[Collection entries]
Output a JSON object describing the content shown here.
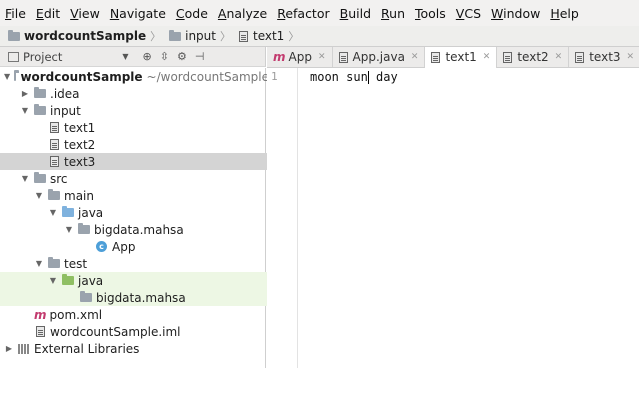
{
  "menu": [
    "File",
    "Edit",
    "View",
    "Navigate",
    "Code",
    "Analyze",
    "Refactor",
    "Build",
    "Run",
    "Tools",
    "VCS",
    "Window",
    "Help"
  ],
  "breadcrumb": {
    "project": "wordcountSample",
    "folder": "input",
    "file": "text1"
  },
  "project_panel": {
    "title": "Project"
  },
  "tree": {
    "root": {
      "name": "wordcountSample",
      "path": "~/wordcountSample"
    },
    "idea": ".idea",
    "input": "input",
    "text1": "text1",
    "text2": "text2",
    "text3": "text3",
    "src": "src",
    "main": "main",
    "java_main": "java",
    "pkg_main": "bigdata.mahsa",
    "app_class": "App",
    "test": "test",
    "java_test": "java",
    "pkg_test": "bigdata.mahsa",
    "pom": "pom.xml",
    "iml": "wordcountSample.iml",
    "ext_libs": "External Libraries"
  },
  "tabs": [
    {
      "label": "App"
    },
    {
      "label": "App.java"
    },
    {
      "label": "text1"
    },
    {
      "label": "text2"
    },
    {
      "label": "text3"
    }
  ],
  "editor": {
    "line_number": "1",
    "text_before_caret": "moon sun",
    "text_after_caret": " day"
  }
}
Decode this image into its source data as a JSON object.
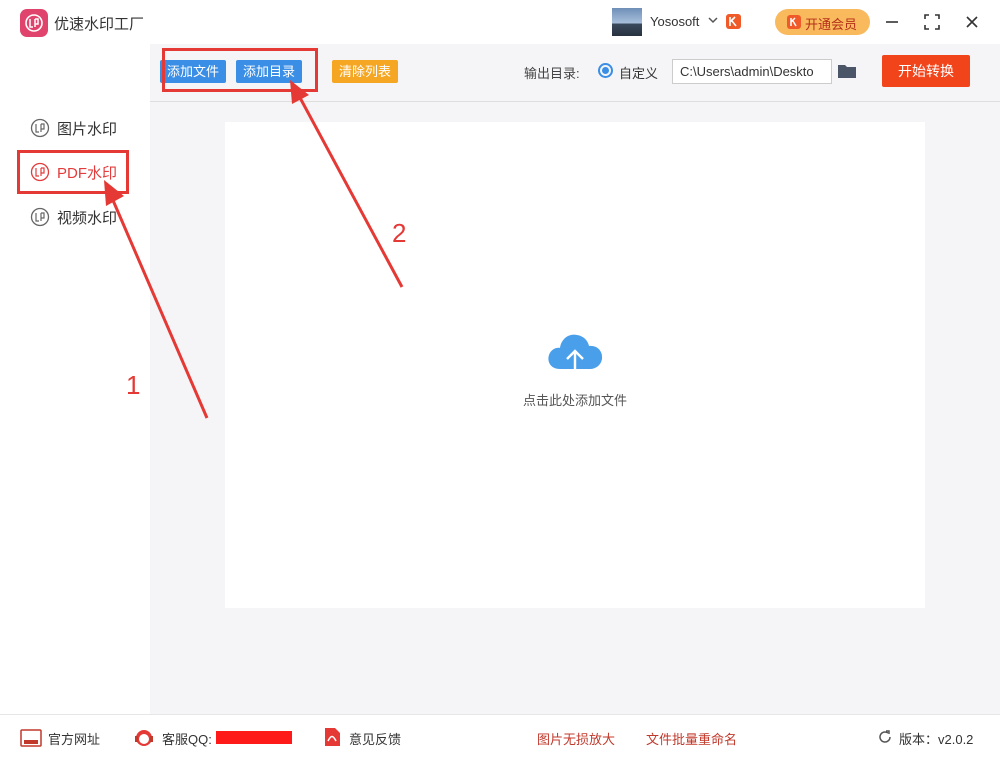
{
  "app": {
    "title": "优速水印工厂"
  },
  "user": {
    "name": "Yososoft",
    "vip_label": "开通会员"
  },
  "sidebar": {
    "items": [
      {
        "label": "图片水印",
        "active": false
      },
      {
        "label": "PDF水印",
        "active": true
      },
      {
        "label": "视频水印",
        "active": false
      }
    ]
  },
  "toolbar": {
    "add_file_label": "添加文件",
    "add_dir_label": "添加目录",
    "clear_label": "清除列表",
    "output_dir_label": "输出目录:",
    "custom_label": "自定义",
    "path_value": "C:\\Users\\admin\\Deskto",
    "start_label": "开始转换"
  },
  "dropzone": {
    "hint": "点击此处添加文件"
  },
  "annotations": {
    "step1": "1",
    "step2": "2",
    "color": "#e53935"
  },
  "footer": {
    "website": "官方网址",
    "qq": "客服QQ:",
    "feedback": "意见反馈",
    "upscale": "图片无损放大",
    "rename": "文件批量重命名",
    "version": "版本：v2.0.2"
  },
  "colors": {
    "accent": "#3a8ee6",
    "start": "#f2441b",
    "brand": "#e0436b"
  }
}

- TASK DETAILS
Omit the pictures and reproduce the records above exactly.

- EXERCISE OUTPUT
Output a JSON object describing the content shown here.
{
  "menu": [
    "File",
    "Edit",
    "View",
    "Navigate",
    "Code",
    "Analyze",
    "Refactor",
    "Build",
    "Run",
    "Tools",
    "VCS",
    "Window",
    "Help"
  ],
  "breadcrumb": {
    "project": "wordcountSample",
    "folder": "input",
    "file": "text1"
  },
  "project_panel": {
    "title": "Project"
  },
  "tree": {
    "root": {
      "name": "wordcountSample",
      "path": "~/wordcountSample"
    },
    "idea": ".idea",
    "input": "input",
    "text1": "text1",
    "text2": "text2",
    "text3": "text3",
    "src": "src",
    "main": "main",
    "java_main": "java",
    "pkg_main": "bigdata.mahsa",
    "app_class": "App",
    "test": "test",
    "java_test": "java",
    "pkg_test": "bigdata.mahsa",
    "pom": "pom.xml",
    "iml": "wordcountSample.iml",
    "ext_libs": "External Libraries"
  },
  "tabs": [
    {
      "label": "App"
    },
    {
      "label": "App.java"
    },
    {
      "label": "text1"
    },
    {
      "label": "text2"
    },
    {
      "label": "text3"
    }
  ],
  "editor": {
    "line_number": "1",
    "text_before_caret": "moon sun",
    "text_after_caret": " day"
  }
}
Decode this image into its source data as a JSON object.
{
  "app": {
    "title": "优速水印工厂"
  },
  "user": {
    "name": "Yososoft",
    "vip_label": "开通会员"
  },
  "sidebar": {
    "items": [
      {
        "label": "图片水印",
        "active": false
      },
      {
        "label": "PDF水印",
        "active": true
      },
      {
        "label": "视频水印",
        "active": false
      }
    ]
  },
  "toolbar": {
    "add_file_label": "添加文件",
    "add_dir_label": "添加目录",
    "clear_label": "清除列表",
    "output_dir_label": "输出目录:",
    "custom_label": "自定义",
    "path_value": "C:\\Users\\admin\\Deskto",
    "start_label": "开始转换"
  },
  "dropzone": {
    "hint": "点击此处添加文件"
  },
  "annotations": {
    "step1": "1",
    "step2": "2",
    "color": "#e53935"
  },
  "footer": {
    "website": "官方网址",
    "qq": "客服QQ:",
    "feedback": "意见反馈",
    "upscale": "图片无损放大",
    "rename": "文件批量重命名",
    "version": "版本：v2.0.2"
  },
  "colors": {
    "accent": "#3a8ee6",
    "start": "#f2441b",
    "brand": "#e0436b"
  }
}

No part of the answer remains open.